Monday, May 27, 2013

How did we get used to this

Sometimes I am amazed
at what a person can get used to. 
Showering over the toilet
Stepping over piles of garbage while walking along the street. 
Holding you breath as you pass by certain areas of town because you know it smells really bad. 
Massages for $6
Sand on the floor in the house 
Talking to parents and friends at odd times of the day on Skype 
Walking outside instead of down the hall to get to our bedroom after tucking the kids into bed. 
Telling people 20 times a day that I don't want to buy a bracelet, have a massage or need a ride somewhere. 
Looking into the eyes of a hungry beggar and walking away. 
Bartering with a 5 year old over a bracelet. 
Cooling off in the ocean. 
Going everywhere in a Tuk Tuk. 
Ordering my meals instead if cooking them. 
Spending all day with my family. 
Crossing the road with traffic speeding by on either side of me. 
Seeing babies and children on motorcycles without helmets. 
Sending Colton and Miranda out on a sailboat. 
Talking to people using as few words as possible 
Having to barter for everything I buy. 
Sleeping without my pillow. 
Living without a phone. 
Wearing the same clothing day after  day. 
Not having a schedule. 
Being hot. 
Having limited Internet. 
Lizards on the walls inside every room. 
Watching someone throw garbage out their car window. 
Seeing cows, goats, chickens, pigs and water buffalo walking on the roads  in cities
All of these things make travel in other countries so different from Canada. These things make up the experience. You have to take the bad with the good and learn from it all. 
We are changed because of the differences we see. We are changed because of the interactions we have with the people we have met. Some things I could do without and hope things will change for the better for the people of Asia. It will take time. Time and education. For them, but for us just as much. 

Saturday, May 11, 2013

The hard parts of Cambodia

Imagine your normal day. The kids get up in the morning, you get them breakfast, pack their lunch for school, you and your husband get ready for work and the day begins. It's a normal day for you and it's also a normal day for the people of Cambodia. Sometimes it's hard to imagine or understand that people in other countries live a very similar life that we in Canada do. But they do. They have families that they love like we do. They have kids that need to get up, dressed and fed before they go to school. They also have homes that they have worked for and jobs to go to every day.
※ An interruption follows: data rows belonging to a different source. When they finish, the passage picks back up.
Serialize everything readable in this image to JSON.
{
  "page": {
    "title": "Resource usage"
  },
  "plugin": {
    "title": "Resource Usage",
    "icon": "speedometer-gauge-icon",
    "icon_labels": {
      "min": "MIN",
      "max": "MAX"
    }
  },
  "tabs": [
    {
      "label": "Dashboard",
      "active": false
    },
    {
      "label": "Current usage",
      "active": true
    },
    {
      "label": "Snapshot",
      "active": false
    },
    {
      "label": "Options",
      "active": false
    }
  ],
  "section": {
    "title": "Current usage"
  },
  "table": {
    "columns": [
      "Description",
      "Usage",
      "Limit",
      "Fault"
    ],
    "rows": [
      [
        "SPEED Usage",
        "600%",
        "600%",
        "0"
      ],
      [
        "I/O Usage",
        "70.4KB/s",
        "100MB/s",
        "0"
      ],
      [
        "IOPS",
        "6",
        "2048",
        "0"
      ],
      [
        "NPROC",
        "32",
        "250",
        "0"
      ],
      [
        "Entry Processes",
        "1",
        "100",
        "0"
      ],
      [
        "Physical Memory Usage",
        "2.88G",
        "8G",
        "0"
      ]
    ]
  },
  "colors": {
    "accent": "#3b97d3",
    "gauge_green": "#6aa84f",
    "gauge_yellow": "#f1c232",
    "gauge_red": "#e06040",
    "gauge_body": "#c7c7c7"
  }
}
Same same, but different. 

Now imagine if one day as the kids are ready to go off to school, someone comes to your house and tells you that you need to pack a bag and some food and you need to leave your home for a few days. What? That doesn't make sense does it? It didn't make sense to the Cambodian people in 1975 either. As we listen to the stories of the Cambodian people, we come to realize how sometimes the world doesn't make sense and sometimes it is not fair. It's hard to imagine what the Cambodian people went through 38 years ago. But every single person we have met was affected by the war. EVERY SINGLE PERSON HAS BEEN DIRECTLY AFFECTED! 

Some people don't remember because they were to young. But they feel like they remember because they have learnt from their parents, if they are still alive. Most people don't have grandparents, most may only have one parent. Because their family was either killed for being educated or starved to death. 40% of the Cambodian population were killed. 40%!
The Cambodian people couldn't return to their homes. They were pushed around the countryside for many years. Slaves to a government that decided where they lived, when they worked, what they wore and how much food they got (1 cup of watery rice a day) and if they would live or die. 

It's hard to hear isn't it? It's also hard to look into the eyes of people who are sharing their story of going back to remove the bones of their father 30 years after their death from starvation, because the burial ground has turned into a construction area and needs  to be cleared of all bones. It was a shallow grave, because the malnourished wife had to dig the grave herself while on the move to yet another home. A home that the pol pot regime made them go to. They had no choice. If they argued they died. It was as easy as that. You did what they told you to. Or you died. 

It makes me so mad! I feel horrible that we as North Americans took so long to help. I remember hearing about Cambodian "boat people" coming across the ocean when I was a kid. We all thought, why are these people risking their lives and the life of their kids to sail across the ocean in a boat. I know now. It makes me sad. 

How many people come to Canada seeking safety from what is happening in their country right now? Maybe we think they should go back to where they come from. Maybe we don't understand. Maybe we need to try harder. How can we learn more? I'm sure that its as easy as getting to know some of these newcomers and asking them. I don't want to find out in 30 years that we as adults had an opportunity to make a difference and didn't even try because we thought it couldn't possibly be that bad. Maybe it is. 

Suggested movie or reading- the killing fields or first they killed me father
Google- Cambodia pot pot regime or Khmer Rouge